Generating place-sensitive solutions relating to climate resilience and climate planning have become focal areas in recent years. Jay coordinates urban and long-range planning projects and is also experienced in ordinance creation and implementation, focusing on progressive and achievable outcomes.
Jay recognizes the challenges of blending citizens’ aspirations with the constraints of compromise. “Everyone has big ideas but doesn’t necessarily want to compromise. I love problems that are hard, unsolvable, and involve lots of sacrifice.”
Working with towns to enhance their communities isn’t without its frustrations. “‘We want our downtown to be nice!
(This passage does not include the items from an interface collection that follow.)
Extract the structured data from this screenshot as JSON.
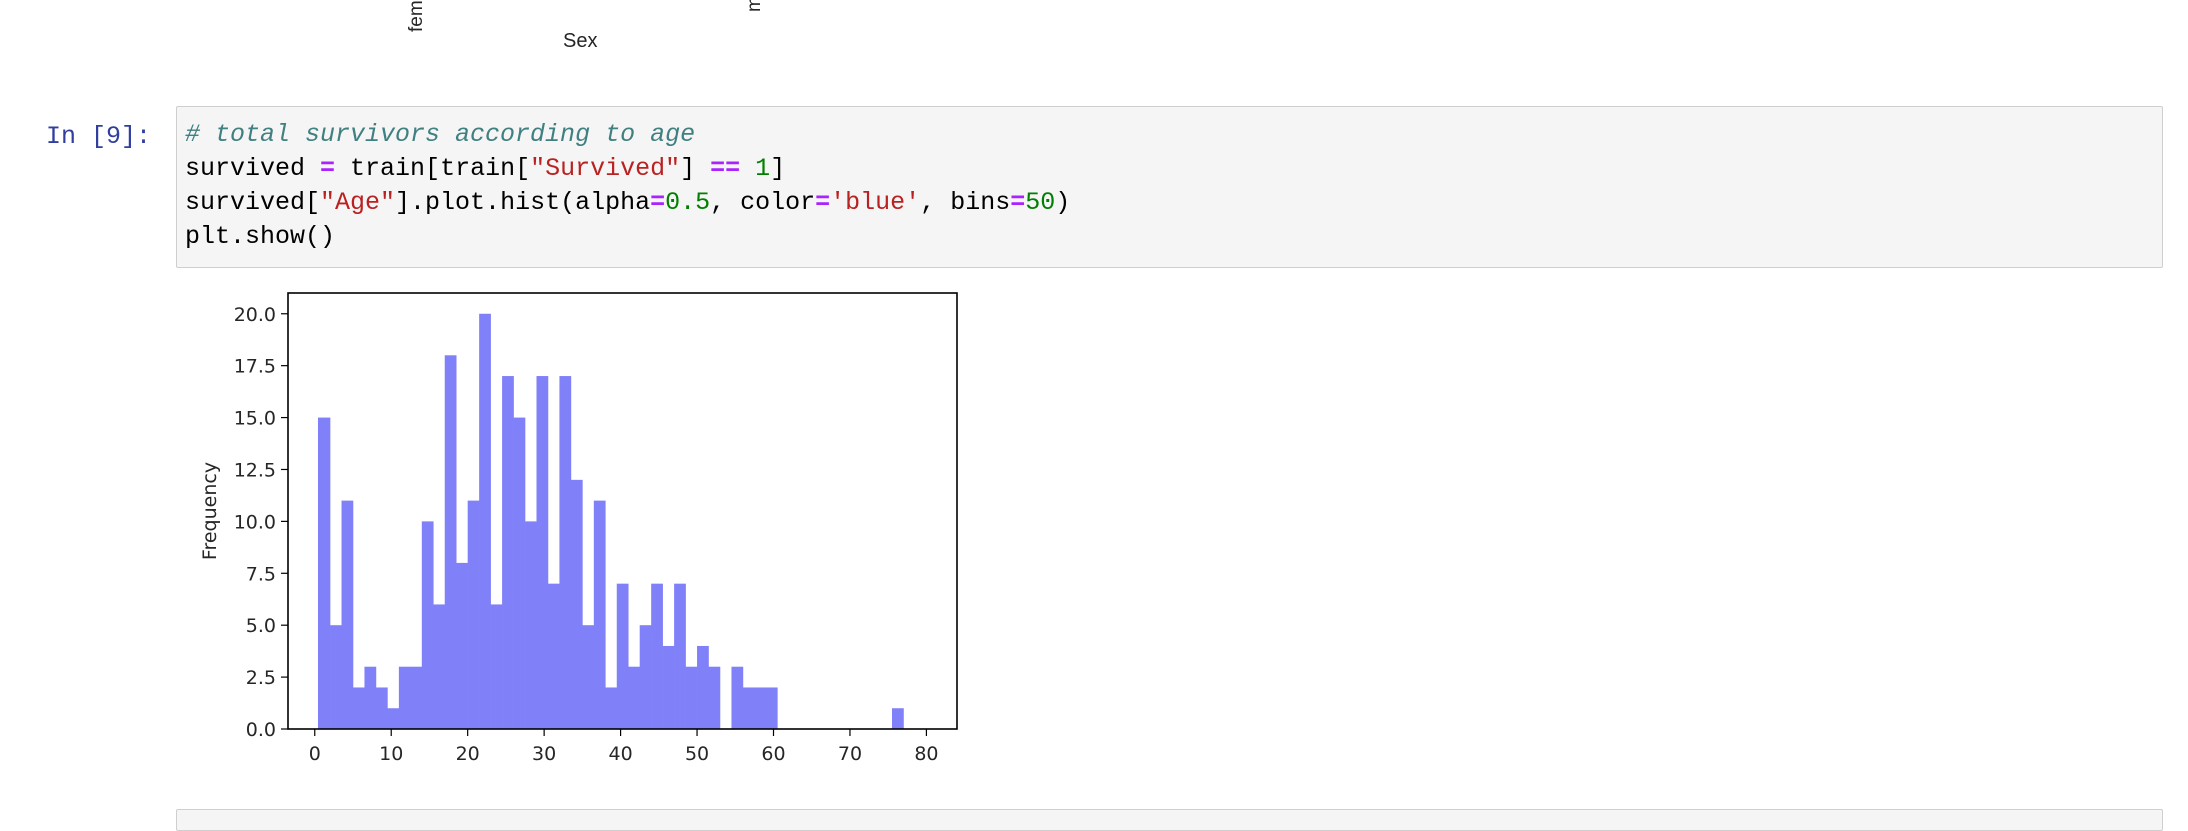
{
  "previous_output": {
    "tick_labels": [
      "fem",
      "m"
    ],
    "xlabel": "Sex"
  },
  "cell": {
    "prompt": "In [9]:",
    "code": {
      "line1": "# total survivors according to age",
      "line2": {
        "a": "survived ",
        "op1": "=",
        "b": " train[train[",
        "str": "\"Survived\"",
        "c": "] ",
        "op2": "==",
        "d": " ",
        "num": "1",
        "e": "]"
      },
      "line3": {
        "a": "survived[",
        "str1": "\"Age\"",
        "b": "].plot.hist(alpha",
        "op1": "=",
        "num1": "0.5",
        "c": ", color",
        "op2": "=",
        "str2": "'blue'",
        "d": ", bins",
        "op3": "=",
        "num2": "50",
        "e": ")"
      },
      "line4": "plt.show()"
    }
  },
  "chart_data": {
    "type": "bar",
    "subtype": "histogram",
    "color": "#8080f8",
    "x": [
      0.42,
      2.0,
      3.5,
      5.0,
      6.5,
      8.0,
      9.5,
      11.0,
      12.5,
      14.0,
      15.5,
      17.0,
      18.5,
      20.0,
      21.5,
      23.0,
      24.5,
      26.0,
      27.5,
      29.0,
      30.5,
      32.0,
      33.5,
      35.0,
      36.5,
      38.0,
      39.5,
      41.0,
      42.5,
      44.0,
      45.5,
      47.0,
      48.5,
      50.0,
      51.5,
      53.0,
      54.5,
      56.0,
      57.5,
      59.0,
      60.5,
      62.0,
      63.5,
      65.0,
      66.5,
      68.0,
      69.5,
      71.0,
      72.5,
      74.0,
      75.5,
      77.0,
      78.5,
      80.0
    ],
    "values": [
      15,
      5,
      11,
      2,
      3,
      2,
      1,
      3,
      3,
      10,
      6,
      18,
      8,
      11,
      20,
      6,
      17,
      15,
      10,
      17,
      7,
      17,
      12,
      5,
      11,
      2,
      7,
      3,
      5,
      7,
      4,
      7,
      3,
      4,
      3,
      0,
      3,
      2,
      2,
      2,
      0,
      0,
      0,
      0,
      0,
      0,
      0,
      0,
      0,
      0,
      1
    ],
    "xlim": [
      -3.5,
      84.0
    ],
    "ylim": [
      0,
      21.0
    ],
    "xticks": [
      0,
      10,
      20,
      30,
      40,
      50,
      60,
      70,
      80
    ],
    "yticks": [
      0.0,
      2.5,
      5.0,
      7.5,
      10.0,
      12.5,
      15.0,
      17.5,
      20.0
    ],
    "ytick_labels": [
      "0.0",
      "2.5",
      "5.0",
      "7.5",
      "10.0",
      "12.5",
      "15.0",
      "17.5",
      "20.0"
    ],
    "xlabel": "",
    "ylabel": "Frequency"
  }
}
We want to reinvest in downtown.'” Jay echos the sentiments of some of Stewart’s clients. “And then a developer does come along and has plans for 150 homes and nonresidential spaces in some vacant parcels adjacent to the downtown. But now everyone is saying: ‘Save downtown! Don’t develop this parcel!’ If someone wants to invest money in your downtown, please let them,” Jay urges. “It would be nicer if you had another 300 people who wanted to shop there.”
This is the nutshell of planning: having a wishlist is important, but sometimes you have to give up something to get something in return.
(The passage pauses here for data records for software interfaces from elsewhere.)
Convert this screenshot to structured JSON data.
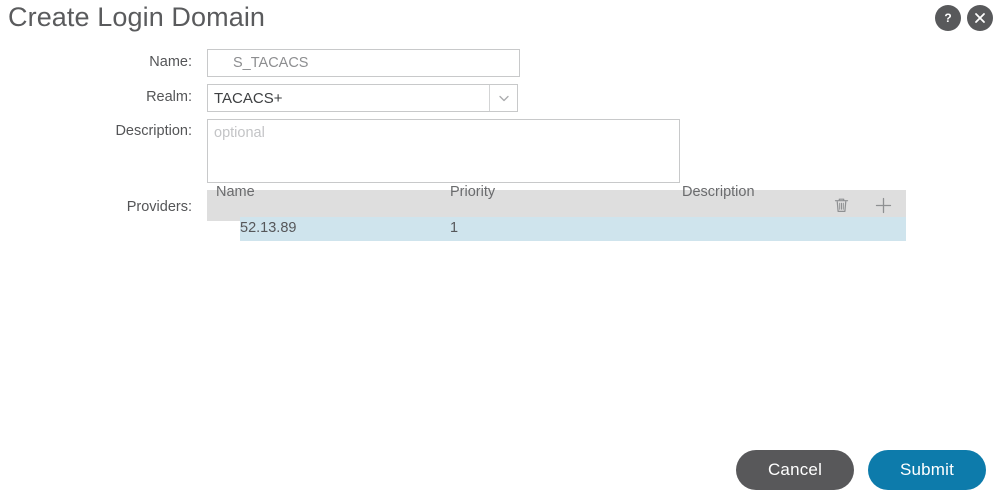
{
  "dialog": {
    "title": "Create Login Domain",
    "help_icon": "help-question-icon",
    "close_icon": "close-x-icon"
  },
  "form": {
    "name": {
      "label": "Name:",
      "value": "S_TACACS",
      "placeholder": ""
    },
    "realm": {
      "label": "Realm:",
      "value": "TACACS+",
      "arrow_icon": "chevron-down-icon"
    },
    "description": {
      "label": "Description:",
      "value": "",
      "placeholder": "optional"
    },
    "providers": {
      "label": "Providers:",
      "delete_icon": "trash-icon",
      "add_icon": "plus-icon",
      "columns": [
        "Name",
        "Priority",
        "Description"
      ],
      "rows": [
        {
          "name": "52.13.89",
          "priority": "1",
          "description": ""
        }
      ]
    }
  },
  "footer": {
    "cancel_label": "Cancel",
    "submit_label": "Submit"
  },
  "colors": {
    "submit_blue": "#0d7bab",
    "cancel_gray": "#58585a",
    "toolbar_gray": "#dedede",
    "selected_row_blue": "#cfe4ed",
    "title_gray": "#5a5b5d"
  }
}
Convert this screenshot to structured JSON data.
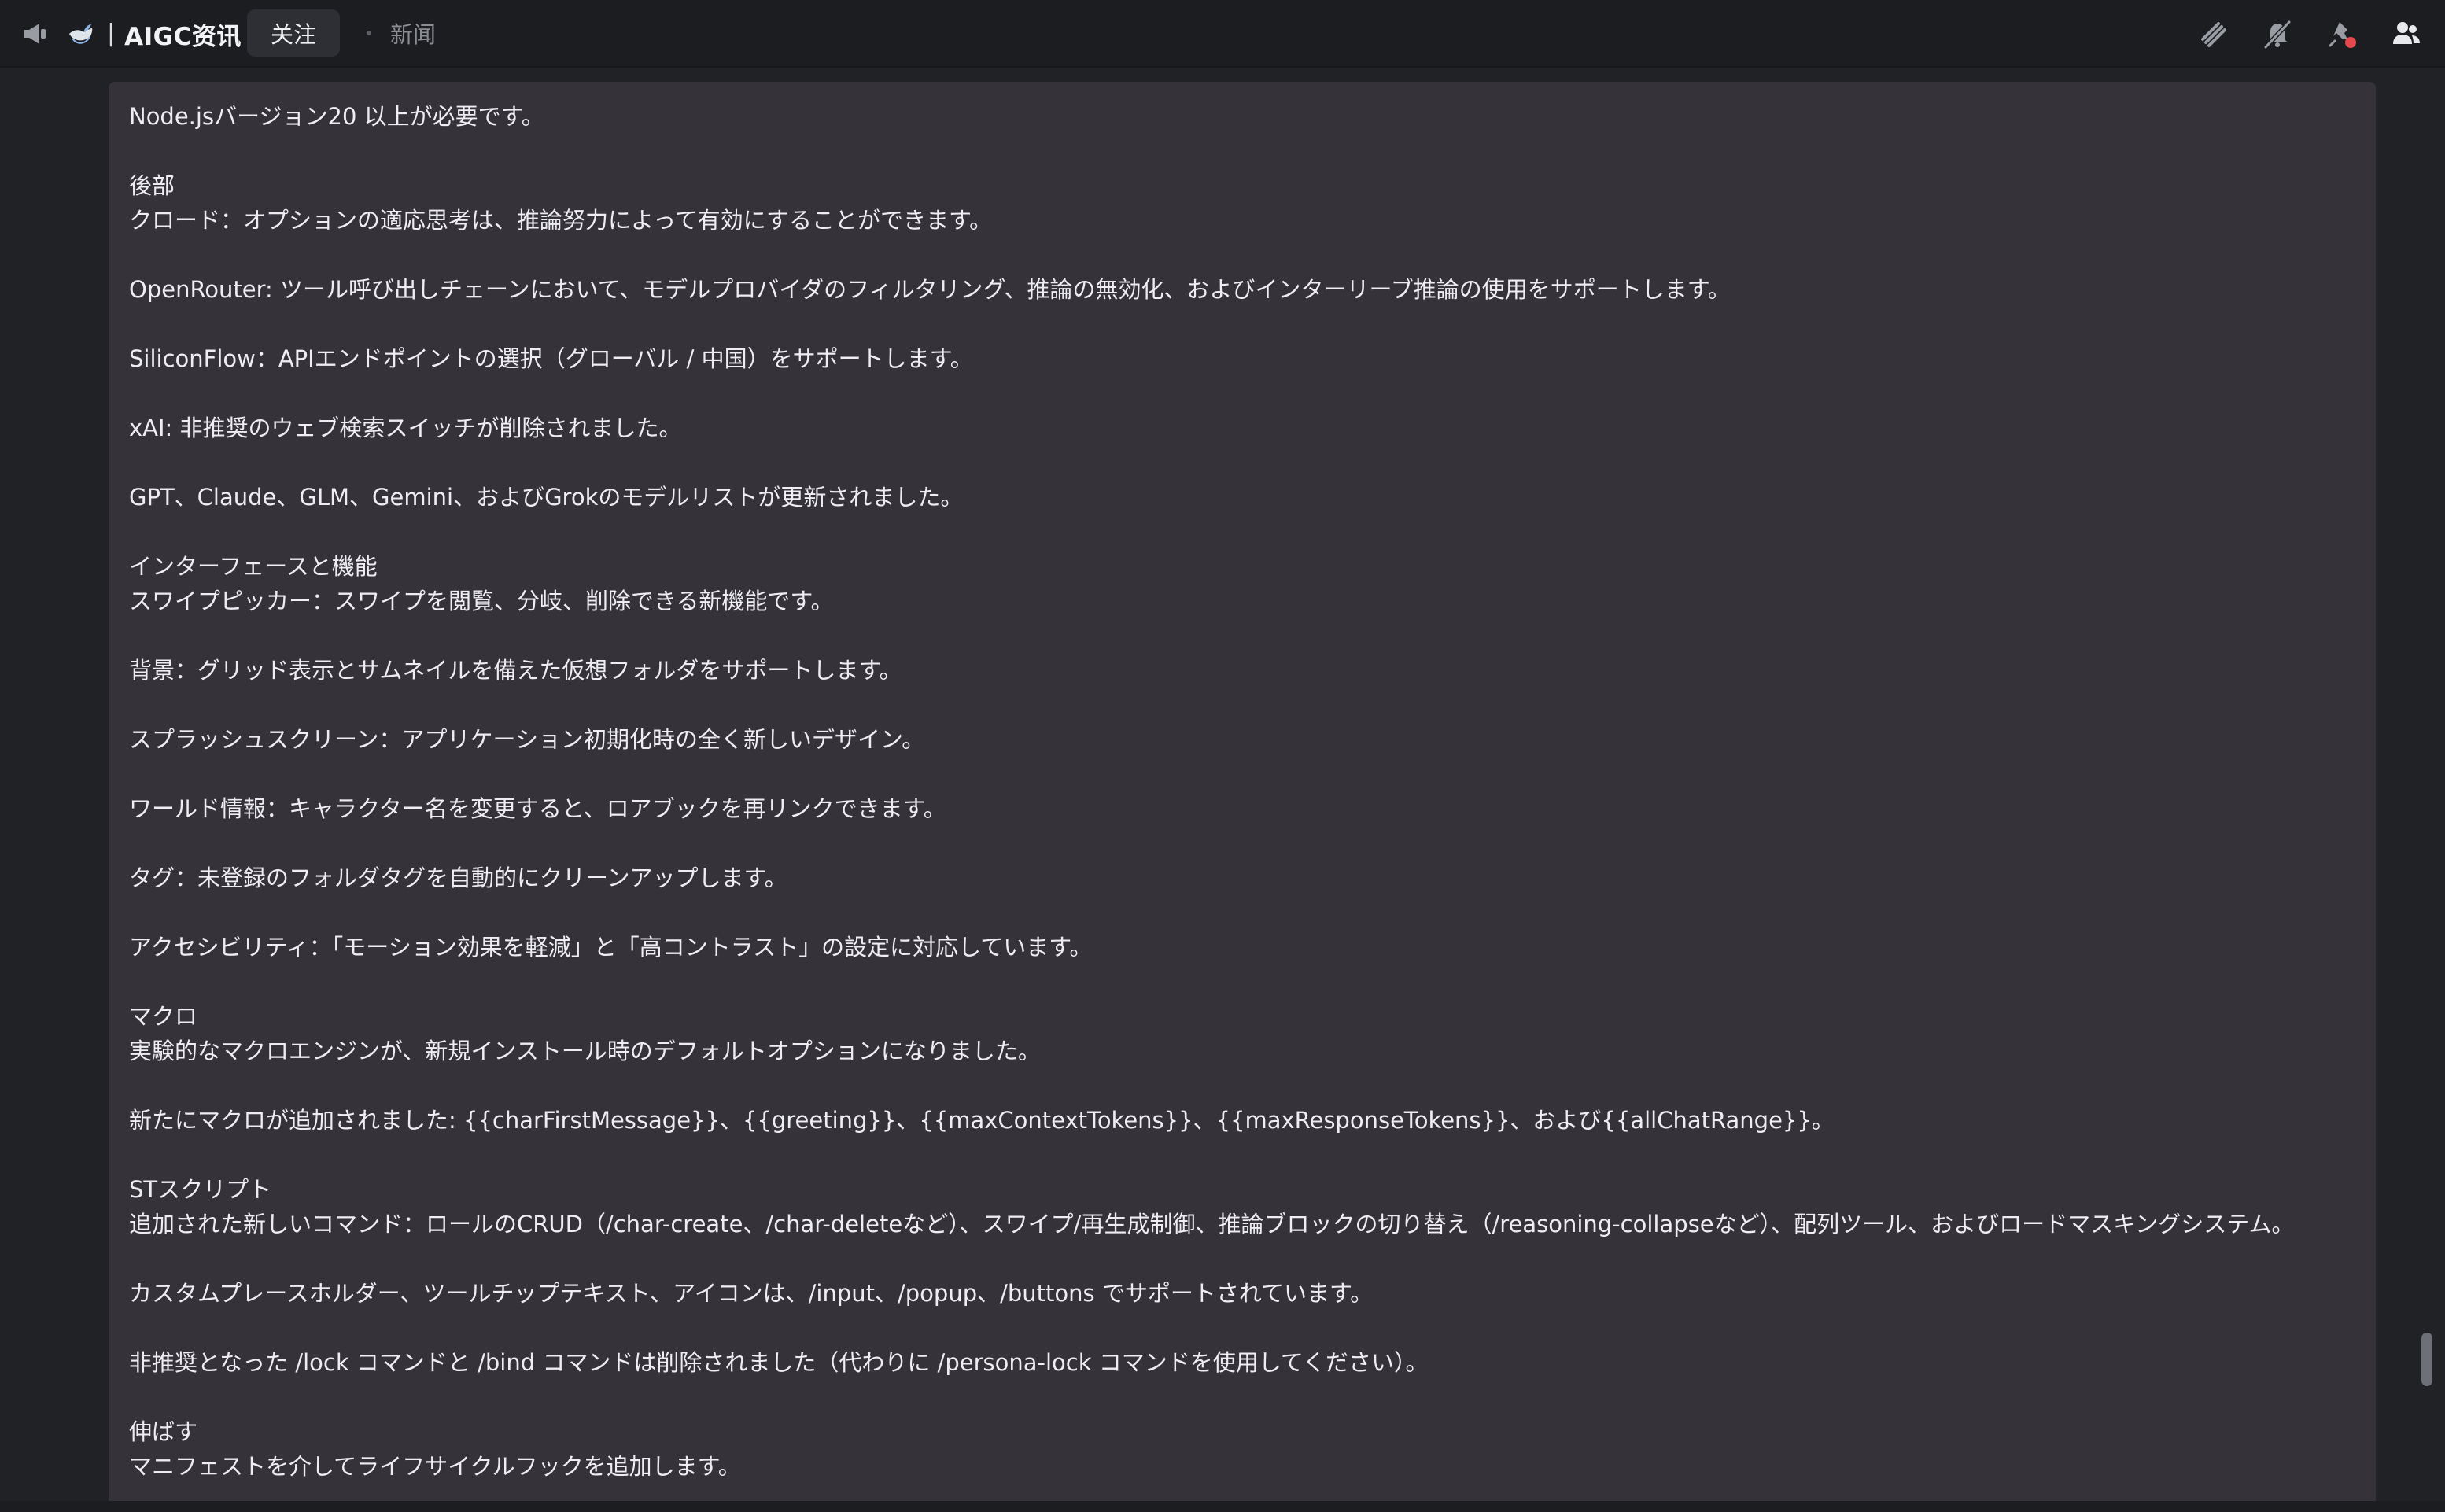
{
  "header": {
    "title": "AIGC资讯",
    "separator": "|",
    "tabs": [
      {
        "label": "关注",
        "active": true
      },
      {
        "label": "新闻",
        "active": false
      }
    ],
    "icons": {
      "channel": "megaphone-icon",
      "bird": "bird-icon",
      "threads": "threads-icon",
      "mute": "bell-muted-icon",
      "pin": "pin-icon",
      "members": "members-icon"
    }
  },
  "colors": {
    "topbar": "#1c1d21",
    "background": "#212226",
    "panel": "#35323a",
    "text": "#eeeef2",
    "muted": "#8b8d94",
    "notification_dot": "#e5484d"
  },
  "message": {
    "lines": [
      "Node.jsバージョン20 以上が必要です。",
      "",
      "後部",
      "クロード：オプションの適応思考は、推論努力によって有効にすることができます。",
      "",
      "OpenRouter: ツール呼び出しチェーンにおいて、モデルプロバイダのフィルタリング、推論の無効化、およびインターリーブ推論の使用をサポートします。",
      "",
      "SiliconFlow：APIエンドポイントの選択（グローバル / 中国）をサポートします。",
      "",
      "xAI: 非推奨のウェブ検索スイッチが削除されました。",
      "",
      "GPT、Claude、GLM、Gemini、およびGrokのモデルリストが更新されました。",
      "",
      "インターフェースと機能",
      "スワイプピッカー：スワイプを閲覧、分岐、削除できる新機能です。",
      "",
      "背景：グリッド表示とサムネイルを備えた仮想フォルダをサポートします。",
      "",
      "スプラッシュスクリーン：アプリケーション初期化時の全く新しいデザイン。",
      "",
      "ワールド情報：キャラクター名を変更すると、ロアブックを再リンクできます。",
      "",
      "タグ：未登録のフォルダタグを自動的にクリーンアップします。",
      "",
      "アクセシビリティ：「モーション効果を軽減」と「高コントラスト」の設定に対応しています。",
      "",
      "マクロ",
      "実験的なマクロエンジンが、新規インストール時のデフォルトオプションになりました。",
      "",
      "新たにマクロが追加されました: {{charFirstMessage}}、{{greeting}}、{{maxContextTokens}}、{{maxResponseTokens}}、および{{allChatRange}}。",
      "",
      "STスクリプト",
      "追加された新しいコマンド：ロールのCRUD（/char-create、/char-deleteなど）、スワイプ/再生成制御、推論ブロックの切り替え（/reasoning-collapseなど）、配列ツール、およびロードマスキングシステム。",
      "",
      "カスタムプレースホルダー、ツールチップテキスト、アイコンは、/input、/popup、/buttons でサポートされています。",
      "",
      "非推奨となった /lock コマンドと /bind コマンドは削除されました（代わりに /persona-lock コマンドを使用してください）。",
      "",
      "伸ばす",
      "マニフェストを介してライフサイクルフックを追加します。"
    ]
  }
}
The planning process for the Town of Duck, North Carolina, was an opportunity for the residents, businesses, and property owners to tell their story and help shape the distinct vision and unique identity for the community. The plan also communicates a cohesive community direction and provides a framework for making land use decisions.
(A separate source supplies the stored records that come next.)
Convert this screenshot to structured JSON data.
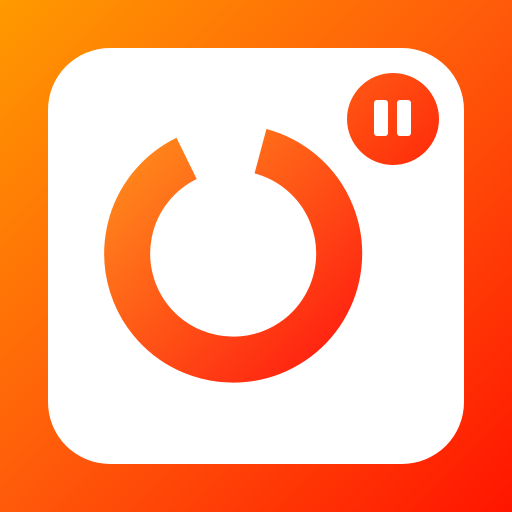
{
  "icon": {
    "name": "app-icon",
    "symbol": "circular-timer-icon",
    "badge": "pause-icon"
  },
  "colors": {
    "gradient_start": "#FF9800",
    "gradient_end": "#FF1500",
    "card": "#FFFFFF",
    "accent_light": "#FF7A1E",
    "accent_dark": "#FF2A0E"
  }
}
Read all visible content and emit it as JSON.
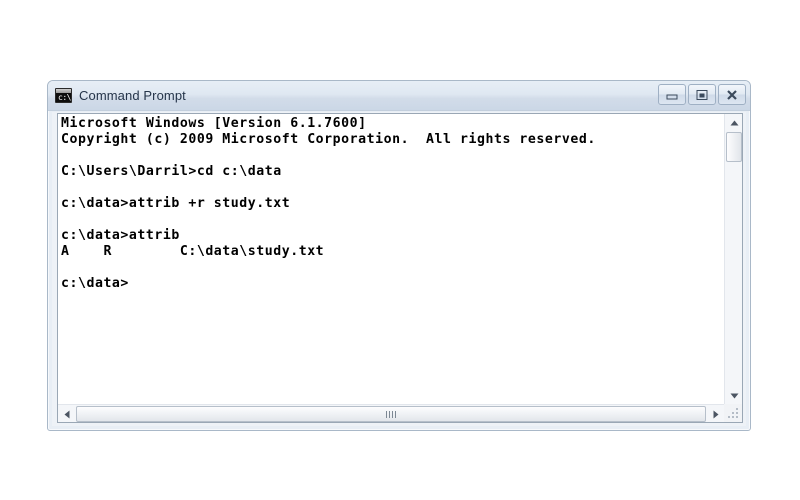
{
  "window": {
    "title": "Command Prompt",
    "icon_name": "command-prompt-icon",
    "icon_glyph": "c:\\",
    "controls": {
      "minimize_label": "Minimize",
      "maximize_label": "Maximize",
      "close_label": "Close"
    }
  },
  "console": {
    "background_color": "#ffffff",
    "text_color": "#000000",
    "lines": [
      "Microsoft Windows [Version 6.1.7600]",
      "Copyright (c) 2009 Microsoft Corporation.  All rights reserved.",
      "",
      "C:\\Users\\Darril>cd c:\\data",
      "",
      "c:\\data>attrib +r study.txt",
      "",
      "c:\\data>attrib",
      "A    R        C:\\data\\study.txt",
      "",
      "c:\\data>"
    ]
  },
  "scrollbars": {
    "vertical": {
      "up_arrow": "scroll-up",
      "down_arrow": "scroll-down"
    },
    "horizontal": {
      "left_arrow": "scroll-left",
      "right_arrow": "scroll-right"
    },
    "resize_grip": "resize-grip"
  }
}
Jay served as the project manager, and Stewart coordinated a CAMA (Coastal Area Management Act) land use plan and comprehensive plan update, including public engagement, visioning, public survey, future land use, and policy recommendations. Listen to Jay’s podcast with OBX Today to learn more about his involvement.
Duck’s project involves coastal planning, resilience, climate adaptation, and mitigation preparation. The town’s sound side is prone to erosion resulting from southwest storms, but environmental restoration is achievable. “It’s a kind of a nexus between the natural world and the changing environment and built environment,” Jay explains.
In particular, Duck’s comprehensive and CAMA land use plan deals with septic system issues and coastal erosion vulnerability to sea-level rise, community character, and connectivity. This unique coastal community requires a unique approach due, in part, to their tourism-dependent economy and character-rich, coastal village aesthetic.
The Town of Swansboro features a historic, working waterfront with restaurants and boatyards. Swansboro is in North Carolina’s intercoastal region. There is a strong sentiment among townspeople to protect the wetland and environment. As the project planner, Jay worked with the town to update its CAMA land use plan.
The plan now complies with CAMA regulations, provides a framework, and establishes priorities for making land-use decisions and public resource investments. Community engagement was comprehensive, with the steering committee members going into the town to provide information about the project, a survey, open house-style workshops, and attendance at summer community events.
Redevelopment is becoming the rule rather than the norm in the Town of Carolina Beach. To prepare for and ensure continuing prosperity, Jay, as the project manager, is assisting the town with updating their CAMA land use plan, which guides future land use decisions and policies relating to development, the environment, and other state-mandated requirements.
The plan has a number of functions for Carolina Beach, including regulating development that impacts public environmental resources in coastal communities. The town is driven by three broad interest groups—residents, businesses, and tourism. Finding the balance is key as the community furthers the broader conversation about their collective future vision.
Stewart worked with the citizens of Carolina Beach to help devise plans to protect the tourist-friendly downtown character while maintaining the appearance of being a family community—even though a large percentage of the town consists of rental homes. However, the town faces some resistance from the commercial sector to addressing environmental issues, such as street flooding during king tides.
Through the scope of his career, Jay remains optimistic that his and the efforts of Stewart’s Municipal Planning practice will bear the fruit of more towns and cities adopting environmentally-sound planning across North Carolina.
Read more about how climate change affects the future of coastal communities in Jay’s September 2020 Groundbreak North Carolina article.